Miller’s actions at the White House have perpetrated “negativity, violence, malice and brutality,” the rabbi said. In particular, the “zero-tolerance” policy Miller helped craft was “completely antithetical to everything I know about Judaism, Jewish law and Jewish values.”
“From the Jewish perspective, the parent-child relationship is sacrosanct. Disrupting it is cruel,” Comess-Daniels said. “Mr. Miller, the policy that you helped to conceive and put into practice is cruel.”
“Honestly, Mr. Miller, you’ve set back the Jewish contribution to making the world spiritually whole through your arbitrary division of these desperate families at our southern border,” the rabbi added.
The White House did not respond to HuffPost’s request for comment.
Miller grew up in a liberal Jewish community in Santa Monica, but emerged as an ardent conservative as a teenager. Comess-Daniels claims Miller’s family attended Beth Shir Shalom when he was around 9 or 10 years old. The Millers also appear to have attended another liberal Reform congregation in the area, the Santa Monica Synagogue.

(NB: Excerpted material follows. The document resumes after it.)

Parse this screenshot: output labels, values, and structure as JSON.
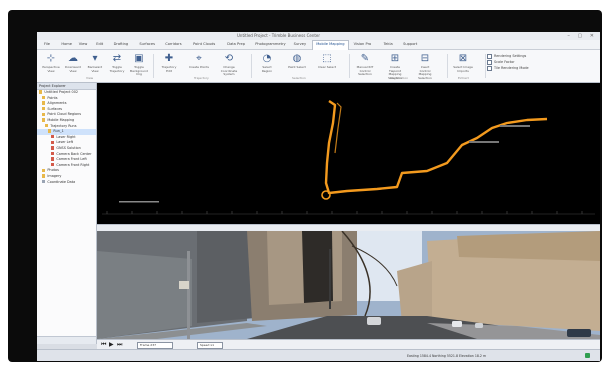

Miller attended that synagogue’s 10th-grade confirmation class, according to The New York Times.
After graduating from college, Miller worked for several Republican politicians before joining Trump’s presidential campaign.
Comess-Daniels isn’t the first Jewish leader to denounce Miller’s actions as a White House adviser. In February, 17 Jewish organizations sent a letter to White House chief of staff John Kelly expressing concern over Miller’s “extreme viewpoints and advocacy of racist policies.” The letter, signed by the National Council of Jewish Women, the American Jewish World Service and others, stated that Miller’s views are “anathema to our Jewish and American values.”
“As Jews, we are in solidarity with immigrants and refugees and believe that our nation must be a refuge and welcoming home for new Americans,” the letter stated. “Our people have been persecuted too many times in history for us to do otherwise.”
Jane Eisner, editor-in-chief of the Jewish news organization Forward, wrote an opinion piece in June encouraging Jews to disown Miller over his family separation policies.
“You are not one of us,” Eisner wrote. “Not when you promulgate dehumanizing policies that violate Jewish values.”
More recently, Miller’s own uncle, David Glosser, wrote an article for Politico explaining how Miller’s maternal ancestors immigrated to the U.S. in the early 20th century to escape persecution in Eastern Europe. Glosser said he’s watched with “dismay and increasing horror” as Miller became the architect of immigration policies that “repudiate the very foundation of our family’s life in this country.”
As part of their spiritual practice during the Days of Awe, Jews often seek forgiveness from friends and family whom they may have hurt in the past year. Comess-Daniels said it was up to Miller to own up to what he has done.
“You can choose to accept responsibility for the havoc you’ve wrought and the wounds you’ve inflicted, or not,” the rabbi said in Monday’s sermon. “You can take some action that seems to heal or rectify the injury you’ve caused, or walk away, wrapping yourself in the deflecting guise of national security.”
For his part, the rabbi promised to never give up hope that Miller would change his ways and become a mensch ― a Yiddish word that describes a person who is filled with honor, integrity, and kindness.
In the meantime, Comess-Daniels said that he and his congregation, along with other progressive people of faith, will be working hard to reverse the damage Miller has done.
“In a place where no one is acting like a mensch, be one,” Comess-Daniels said, quoting the influential ancient rabbi Hillel the Elder. “That’s what we’ll be doing, Mr. Miller, because that’s who we are. We can only hope you will decide to join us.”